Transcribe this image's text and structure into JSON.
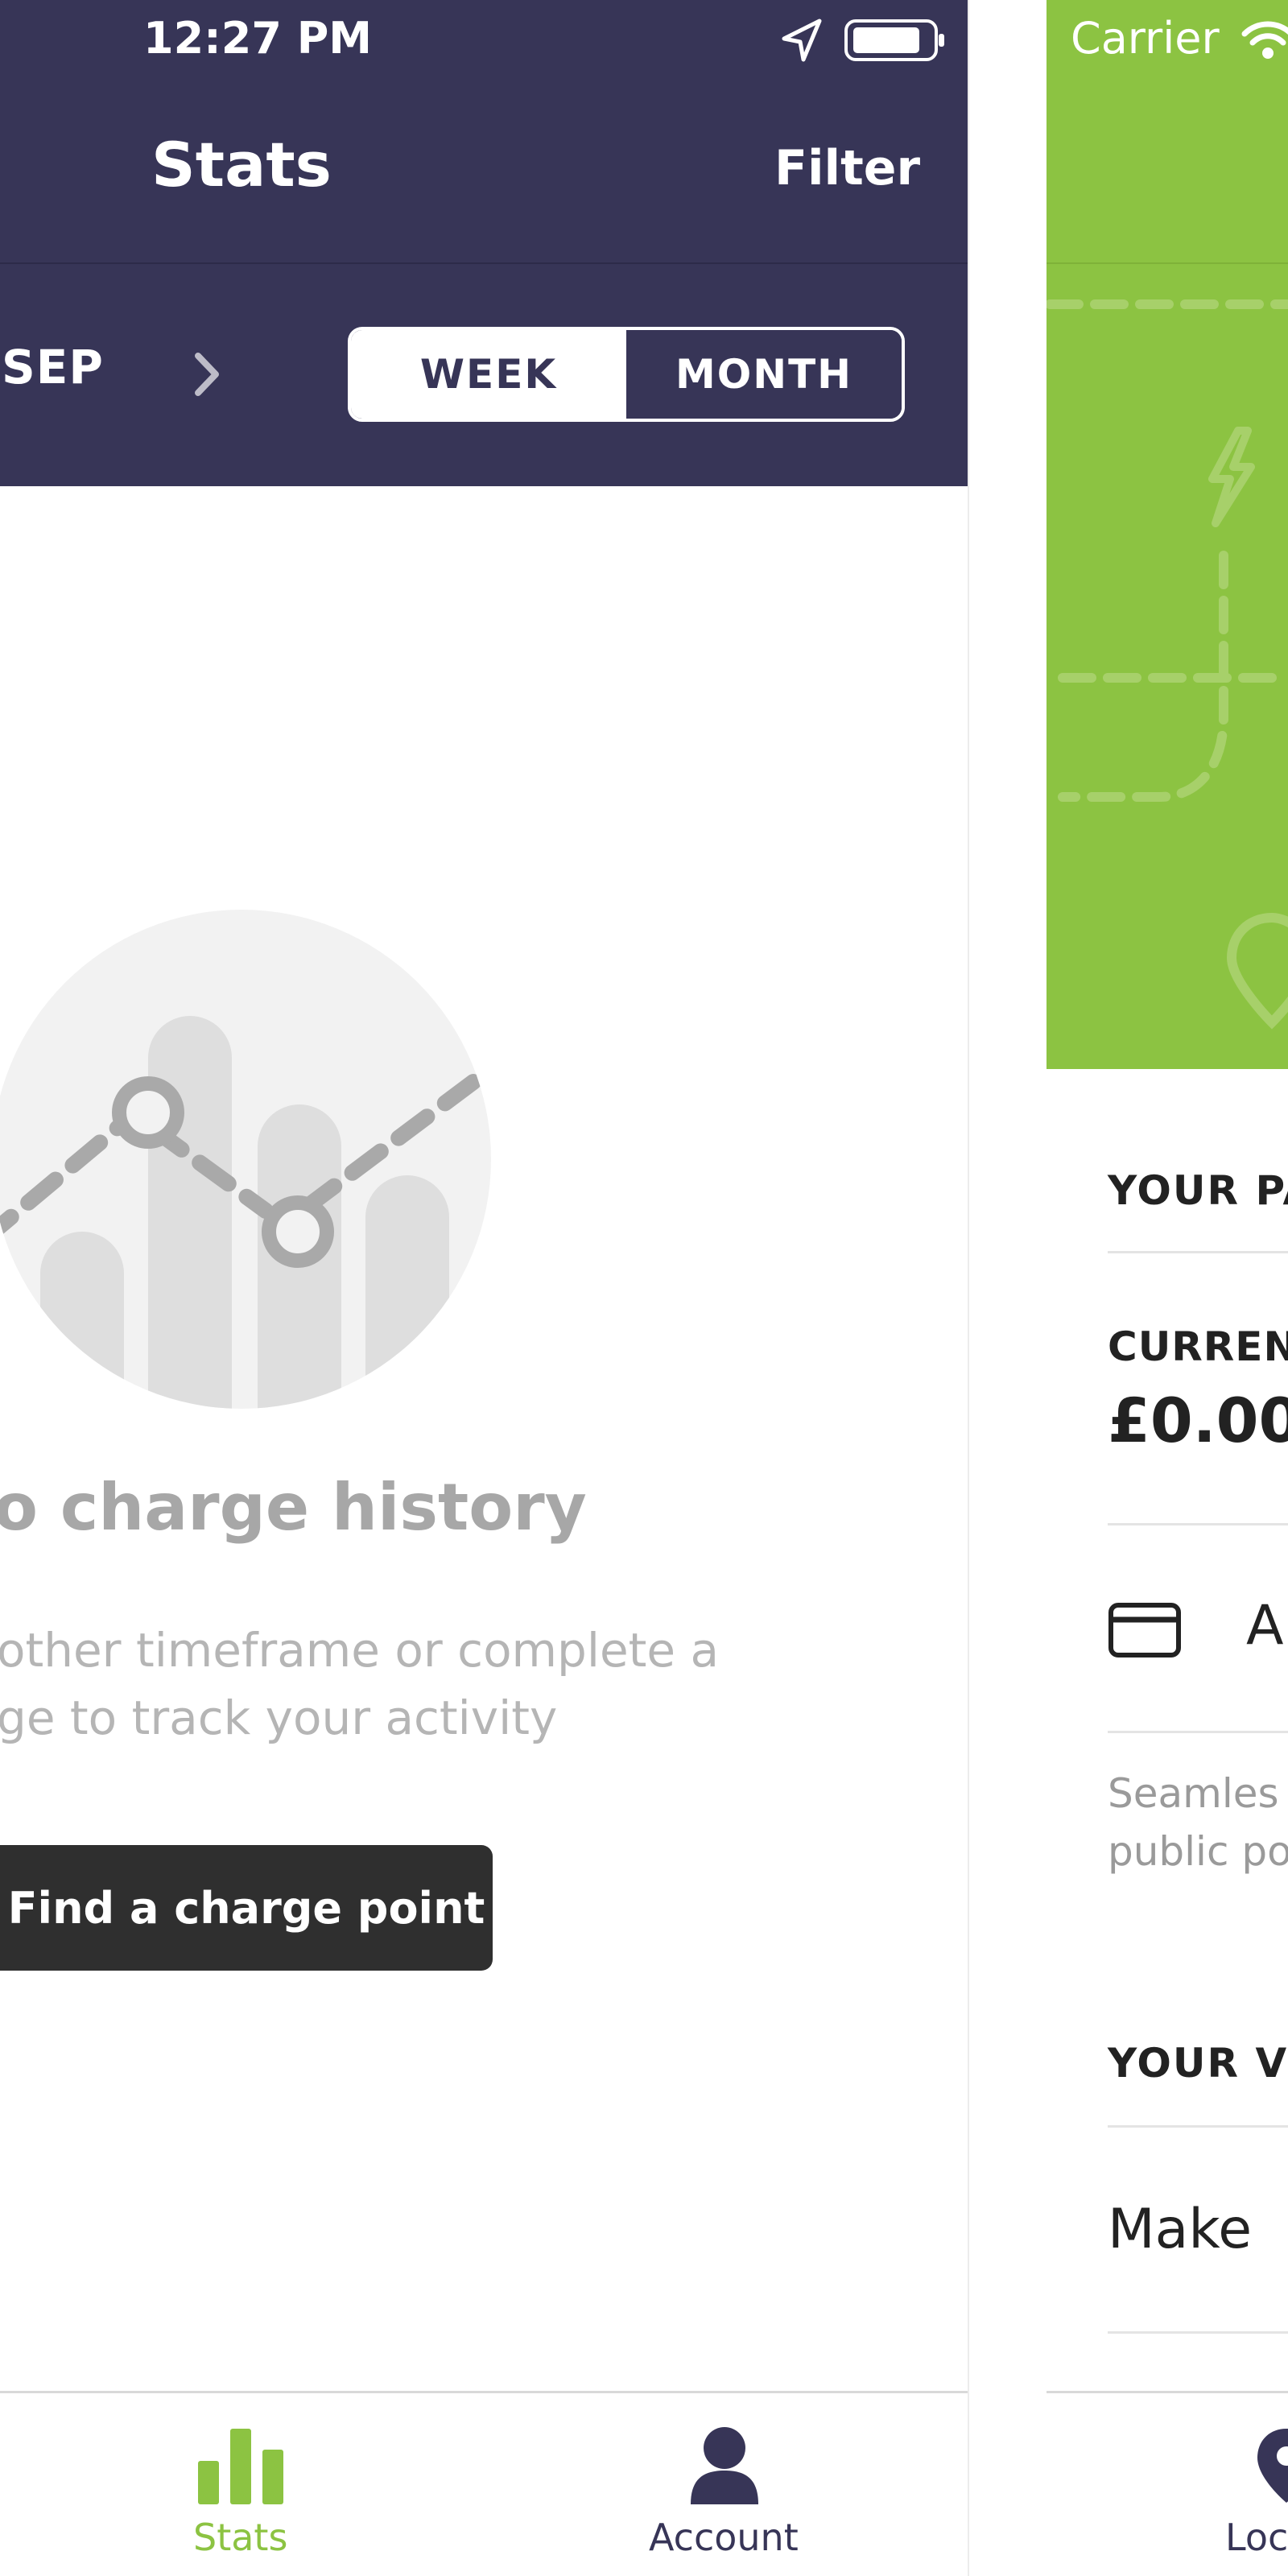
{
  "left": {
    "status_time": "12:27 PM",
    "title": "Stats",
    "filter_label": "Filter",
    "month_label": "SEP",
    "segments": {
      "week": "WEEK",
      "month": "MONTH"
    },
    "empty_title": "o charge history",
    "empty_line1": "other timeframe or complete a",
    "empty_line2": "ge to track your activity",
    "cta": "Find a charge point",
    "tabs": {
      "stats": "Stats",
      "account": "Account"
    }
  },
  "right": {
    "carrier": "Carrier",
    "section_payment": "YOUR PA",
    "currency_label": "CURREN",
    "amount": "£0.00",
    "card_row": "A",
    "seamless_line1": "Seamles",
    "seamless_line2": "public po",
    "section_vehicle": "YOUR VE",
    "make_row": "Make",
    "tab_partial": "Loc"
  },
  "colors": {
    "header_navy": "#373557",
    "accent_green": "#8cc342",
    "button_dark": "#2f2f2f"
  },
  "icons": [
    "location-arrow-icon",
    "battery-icon",
    "chevron-right-icon",
    "chart-illustration-icon",
    "bar-chart-icon",
    "account-icon",
    "wifi-icon",
    "credit-card-icon",
    "lightning-icon",
    "map-pin-icon"
  ]
}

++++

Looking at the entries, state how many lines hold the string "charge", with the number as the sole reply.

§ **WRITTEN ANSWER**: 2